-------- GIVEN DATA
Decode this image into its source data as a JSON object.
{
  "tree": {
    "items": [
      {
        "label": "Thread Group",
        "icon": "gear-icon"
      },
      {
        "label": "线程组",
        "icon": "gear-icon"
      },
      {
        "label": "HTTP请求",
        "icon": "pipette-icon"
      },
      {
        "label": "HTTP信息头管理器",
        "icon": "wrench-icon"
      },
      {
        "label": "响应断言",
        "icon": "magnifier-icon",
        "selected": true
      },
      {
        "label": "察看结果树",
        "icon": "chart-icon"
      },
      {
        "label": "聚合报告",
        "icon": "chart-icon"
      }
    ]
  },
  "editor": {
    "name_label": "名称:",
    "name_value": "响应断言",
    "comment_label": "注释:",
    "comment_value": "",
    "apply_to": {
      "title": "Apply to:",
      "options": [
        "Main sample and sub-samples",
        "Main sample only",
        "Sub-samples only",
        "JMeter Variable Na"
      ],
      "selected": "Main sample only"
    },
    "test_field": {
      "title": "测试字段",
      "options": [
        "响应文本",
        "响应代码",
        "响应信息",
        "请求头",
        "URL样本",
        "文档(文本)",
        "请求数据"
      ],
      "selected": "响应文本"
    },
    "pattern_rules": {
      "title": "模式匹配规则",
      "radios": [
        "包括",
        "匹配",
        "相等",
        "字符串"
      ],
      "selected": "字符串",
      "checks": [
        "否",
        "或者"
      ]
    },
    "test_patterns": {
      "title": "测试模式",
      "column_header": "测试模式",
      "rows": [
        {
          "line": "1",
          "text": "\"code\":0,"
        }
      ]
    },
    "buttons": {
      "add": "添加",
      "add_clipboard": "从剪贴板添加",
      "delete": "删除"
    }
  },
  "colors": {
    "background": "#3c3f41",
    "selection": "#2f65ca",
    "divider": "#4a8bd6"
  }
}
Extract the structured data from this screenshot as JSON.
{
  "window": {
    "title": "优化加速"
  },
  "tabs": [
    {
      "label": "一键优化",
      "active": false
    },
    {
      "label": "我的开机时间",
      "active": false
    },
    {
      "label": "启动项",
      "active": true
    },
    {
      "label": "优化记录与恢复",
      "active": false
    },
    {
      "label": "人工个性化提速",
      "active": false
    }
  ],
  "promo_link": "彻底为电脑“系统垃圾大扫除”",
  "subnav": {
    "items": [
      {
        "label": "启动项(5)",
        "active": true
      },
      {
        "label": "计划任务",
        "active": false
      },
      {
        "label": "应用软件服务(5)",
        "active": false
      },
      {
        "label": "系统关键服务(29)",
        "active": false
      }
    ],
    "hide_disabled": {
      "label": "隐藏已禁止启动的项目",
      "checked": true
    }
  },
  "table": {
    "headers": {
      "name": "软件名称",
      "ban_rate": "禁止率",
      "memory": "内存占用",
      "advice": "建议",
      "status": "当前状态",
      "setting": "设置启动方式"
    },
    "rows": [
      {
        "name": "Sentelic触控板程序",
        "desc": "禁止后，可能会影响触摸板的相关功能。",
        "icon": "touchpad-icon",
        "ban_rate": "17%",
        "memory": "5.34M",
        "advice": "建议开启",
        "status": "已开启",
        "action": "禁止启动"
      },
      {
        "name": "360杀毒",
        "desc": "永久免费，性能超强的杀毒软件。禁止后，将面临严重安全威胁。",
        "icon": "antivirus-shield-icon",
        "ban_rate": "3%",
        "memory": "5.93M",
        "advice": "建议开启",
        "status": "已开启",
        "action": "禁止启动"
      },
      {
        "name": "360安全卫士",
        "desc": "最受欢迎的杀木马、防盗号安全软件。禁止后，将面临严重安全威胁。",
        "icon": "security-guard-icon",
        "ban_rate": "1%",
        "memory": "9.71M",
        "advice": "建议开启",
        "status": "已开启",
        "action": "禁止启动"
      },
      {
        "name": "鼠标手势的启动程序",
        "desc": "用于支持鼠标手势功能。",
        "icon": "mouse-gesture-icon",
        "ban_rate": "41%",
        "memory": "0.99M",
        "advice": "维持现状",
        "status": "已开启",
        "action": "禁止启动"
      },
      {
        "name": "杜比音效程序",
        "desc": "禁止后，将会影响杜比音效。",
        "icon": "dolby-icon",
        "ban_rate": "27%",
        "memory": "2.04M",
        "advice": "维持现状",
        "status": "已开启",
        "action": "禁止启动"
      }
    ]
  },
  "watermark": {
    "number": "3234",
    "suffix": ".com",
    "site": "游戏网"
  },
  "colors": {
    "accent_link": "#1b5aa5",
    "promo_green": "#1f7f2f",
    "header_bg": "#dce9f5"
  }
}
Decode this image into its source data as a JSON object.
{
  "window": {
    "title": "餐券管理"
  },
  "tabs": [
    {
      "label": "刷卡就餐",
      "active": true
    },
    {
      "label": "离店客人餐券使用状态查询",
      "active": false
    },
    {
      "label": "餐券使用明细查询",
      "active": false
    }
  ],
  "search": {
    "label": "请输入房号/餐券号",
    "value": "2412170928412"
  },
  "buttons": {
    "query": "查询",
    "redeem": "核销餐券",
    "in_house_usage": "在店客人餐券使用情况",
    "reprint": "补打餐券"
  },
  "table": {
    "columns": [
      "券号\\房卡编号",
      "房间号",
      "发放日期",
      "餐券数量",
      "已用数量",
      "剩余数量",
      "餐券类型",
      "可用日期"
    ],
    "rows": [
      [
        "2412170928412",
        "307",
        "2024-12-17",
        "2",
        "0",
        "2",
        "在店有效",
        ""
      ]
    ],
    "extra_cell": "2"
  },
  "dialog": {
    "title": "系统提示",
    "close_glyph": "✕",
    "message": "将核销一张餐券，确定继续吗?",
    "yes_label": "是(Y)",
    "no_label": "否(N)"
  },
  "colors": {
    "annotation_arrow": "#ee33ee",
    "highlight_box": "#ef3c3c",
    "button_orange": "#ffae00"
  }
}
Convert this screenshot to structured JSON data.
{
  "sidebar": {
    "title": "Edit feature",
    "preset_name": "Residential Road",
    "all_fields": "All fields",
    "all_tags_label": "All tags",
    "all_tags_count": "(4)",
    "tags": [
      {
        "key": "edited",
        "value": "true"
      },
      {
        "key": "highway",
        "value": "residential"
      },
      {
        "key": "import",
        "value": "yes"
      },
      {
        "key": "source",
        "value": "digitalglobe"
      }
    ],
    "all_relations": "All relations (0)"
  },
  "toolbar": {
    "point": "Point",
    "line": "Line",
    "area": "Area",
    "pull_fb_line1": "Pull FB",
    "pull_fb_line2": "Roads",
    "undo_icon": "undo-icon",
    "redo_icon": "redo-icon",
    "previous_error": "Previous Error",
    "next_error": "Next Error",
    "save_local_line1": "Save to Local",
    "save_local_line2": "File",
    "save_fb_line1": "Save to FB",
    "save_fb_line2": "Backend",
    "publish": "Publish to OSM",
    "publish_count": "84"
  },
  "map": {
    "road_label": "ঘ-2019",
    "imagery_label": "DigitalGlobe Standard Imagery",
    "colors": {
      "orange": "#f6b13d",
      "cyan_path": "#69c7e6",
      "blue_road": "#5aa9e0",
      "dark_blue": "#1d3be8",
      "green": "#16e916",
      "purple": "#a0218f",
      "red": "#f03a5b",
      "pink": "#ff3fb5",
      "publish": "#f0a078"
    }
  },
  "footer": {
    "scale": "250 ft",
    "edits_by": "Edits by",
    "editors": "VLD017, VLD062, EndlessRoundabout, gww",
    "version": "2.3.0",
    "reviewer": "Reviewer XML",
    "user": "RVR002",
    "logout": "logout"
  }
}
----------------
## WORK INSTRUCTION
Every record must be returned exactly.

## RESPONSE BELOW
Decode this image into its source data as a JSON object.
{
  "tree": {
    "items": [
      {
        "label": "Thread Group",
        "icon": "gear-icon"
      },
      {
        "label": "线程组",
        "icon": "gear-icon"
      },
      {
        "label": "HTTP请求",
        "icon": "pipette-icon"
      },
      {
        "label": "HTTP信息头管理器",
        "icon": "wrench-icon"
      },
      {
        "label": "响应断言",
        "icon": "magnifier-icon",
        "selected": true
      },
      {
        "label": "察看结果树",
        "icon": "chart-icon"
      },
      {
        "label": "聚合报告",
        "icon": "chart-icon"
      }
    ]
  },
  "editor": {
    "name_label": "名称:",
    "name_value": "响应断言",
    "comment_label": "注释:",
    "comment_value": "",
    "apply_to": {
      "title": "Apply to:",
      "options": [
        "Main sample and sub-samples",
        "Main sample only",
        "Sub-samples only",
        "JMeter Variable Na"
      ],
      "selected": "Main sample only"
    },
    "test_field": {
      "title": "测试字段",
      "options": [
        "响应文本",
        "响应代码",
        "响应信息",
        "请求头",
        "URL样本",
        "文档(文本)",
        "请求数据"
      ],
      "selected": "响应文本"
    },
    "pattern_rules": {
      "title": "模式匹配规则",
      "radios": [
        "包括",
        "匹配",
        "相等",
        "字符串"
      ],
      "selected": "字符串",
      "checks": [
        "否",
        "或者"
      ]
    },
    "test_patterns": {
      "title": "测试模式",
      "column_header": "测试模式",
      "rows": [
        {
          "line": "1",
          "text": "\"code\":0,"
        }
      ]
    },
    "buttons": {
      "add": "添加",
      "add_clipboard": "从剪贴板添加",
      "delete": "删除"
    }
  },
  "colors": {
    "background": "#3c3f41",
    "selection": "#2f65ca",
    "divider": "#4a8bd6"
  }
}
Extract the structured data from this screenshot as JSON.
{
  "window": {
    "title": "优化加速"
  },
  "tabs": [
    {
      "label": "一键优化",
      "active": false
    },
    {
      "label": "我的开机时间",
      "active": false
    },
    {
      "label": "启动项",
      "active": true
    },
    {
      "label": "优化记录与恢复",
      "active": false
    },
    {
      "label": "人工个性化提速",
      "active": false
    }
  ],
  "promo_link": "彻底为电脑“系统垃圾大扫除”",
  "subnav": {
    "items": [
      {
        "label": "启动项(5)",
        "active": true
      },
      {
        "label": "计划任务",
        "active": false
      },
      {
        "label": "应用软件服务(5)",
        "active": false
      },
      {
        "label": "系统关键服务(29)",
        "active": false
      }
    ],
    "hide_disabled": {
      "label": "隐藏已禁止启动的项目",
      "checked": true
    }
  },
  "table": {
    "headers": {
      "name": "软件名称",
      "ban_rate": "禁止率",
      "memory": "内存占用",
      "advice": "建议",
      "status": "当前状态",
      "setting": "设置启动方式"
    },
    "rows": [
      {
        "name": "Sentelic触控板程序",
        "desc": "禁止后，可能会影响触摸板的相关功能。",
        "icon": "touchpad-icon",
        "ban_rate": "17%",
        "memory": "5.34M",
        "advice": "建议开启",
        "status": "已开启",
        "action": "禁止启动"
      },
      {
        "name": "360杀毒",
        "desc": "永久免费，性能超强的杀毒软件。禁止后，将面临严重安全威胁。",
        "icon": "antivirus-shield-icon",
        "ban_rate": "3%",
        "memory": "5.93M",
        "advice": "建议开启",
        "status": "已开启",
        "action": "禁止启动"
      },
      {
        "name": "360安全卫士",
        "desc": "最受欢迎的杀木马、防盗号安全软件。禁止后，将面临严重安全威胁。",
        "icon": "security-guard-icon",
        "ban_rate": "1%",
        "memory": "9.71M",
        "advice": "建议开启",
        "status": "已开启",
        "action": "禁止启动"
      },
      {
        "name": "鼠标手势的启动程序",
        "desc": "用于支持鼠标手势功能。",
        "icon": "mouse-gesture-icon",
        "ban_rate": "41%",
        "memory": "0.99M",
        "advice": "维持现状",
        "status": "已开启",
        "action": "禁止启动"
      },
      {
        "name": "杜比音效程序",
        "desc": "禁止后，将会影响杜比音效。",
        "icon": "dolby-icon",
        "ban_rate": "27%",
        "memory": "2.04M",
        "advice": "维持现状",
        "status": "已开启",
        "action": "禁止启动"
      }
    ]
  },
  "watermark": {
    "number": "3234",
    "suffix": ".com",
    "site": "游戏网"
  },
  "colors": {
    "accent_link": "#1b5aa5",
    "promo_green": "#1f7f2f",
    "header_bg": "#dce9f5"
  }
}
Decode this image into its source data as a JSON object.
{
  "window": {
    "title": "餐券管理"
  },
  "tabs": [
    {
      "label": "刷卡就餐",
      "active": true
    },
    {
      "label": "离店客人餐券使用状态查询",
      "active": false
    },
    {
      "label": "餐券使用明细查询",
      "active": false
    }
  ],
  "search": {
    "label": "请输入房号/餐券号",
    "value": "2412170928412"
  },
  "buttons": {
    "query": "查询",
    "redeem": "核销餐券",
    "in_house_usage": "在店客人餐券使用情况",
    "reprint": "补打餐券"
  },
  "table": {
    "columns": [
      "券号\\房卡编号",
      "房间号",
      "发放日期",
      "餐券数量",
      "已用数量",
      "剩余数量",
      "餐券类型",
      "可用日期"
    ],
    "rows": [
      [
        "2412170928412",
        "307",
        "2024-12-17",
        "2",
        "0",
        "2",
        "在店有效",
        ""
      ]
    ],
    "extra_cell": "2"
  },
  "dialog": {
    "title": "系统提示",
    "close_glyph": "✕",
    "message": "将核销一张餐券，确定继续吗?",
    "yes_label": "是(Y)",
    "no_label": "否(N)"
  },
  "colors": {
    "annotation_arrow": "#ee33ee",
    "highlight_box": "#ef3c3c",
    "button_orange": "#ffae00"
  }
}
Convert this screenshot to structured JSON data.
{
  "sidebar": {
    "title": "Edit feature",
    "preset_name": "Residential Road",
    "all_fields": "All fields",
    "all_tags_label": "All tags",
    "all_tags_count": "(4)",
    "tags": [
      {
        "key": "edited",
        "value": "true"
      },
      {
        "key": "highway",
        "value": "residential"
      },
      {
        "key": "import",
        "value": "yes"
      },
      {
        "key": "source",
        "value": "digitalglobe"
      }
    ],
    "all_relations": "All relations (0)"
  },
  "toolbar": {
    "point": "Point",
    "line": "Line",
    "area": "Area",
    "pull_fb_line1": "Pull FB",
    "pull_fb_line2": "Roads",
    "undo_icon": "undo-icon",
    "redo_icon": "redo-icon",
    "previous_error": "Previous Error",
    "next_error": "Next Error",
    "save_local_line1": "Save to Local",
    "save_local_line2": "File",
    "save_fb_line1": "Save to FB",
    "save_fb_line2": "Backend",
    "publish": "Publish to OSM",
    "publish_count": "84"
  },
  "map": {
    "road_label": "ঘ-2019",
    "imagery_label": "DigitalGlobe Standard Imagery",
    "colors": {
      "orange": "#f6b13d",
      "cyan_path": "#69c7e6",
      "blue_road": "#5aa9e0",
      "dark_blue": "#1d3be8",
      "green": "#16e916",
      "purple": "#a0218f",
      "red": "#f03a5b",
      "pink": "#ff3fb5",
      "publish": "#f0a078"
    }
  },
  "footer": {
    "scale": "250 ft",
    "edits_by": "Edits by",
    "editors": "VLD017, VLD062, EndlessRoundabout, gww",
    "version": "2.3.0",
    "reviewer": "Reviewer XML",
    "user": "RVR002",
    "logout": "logout"
  }
}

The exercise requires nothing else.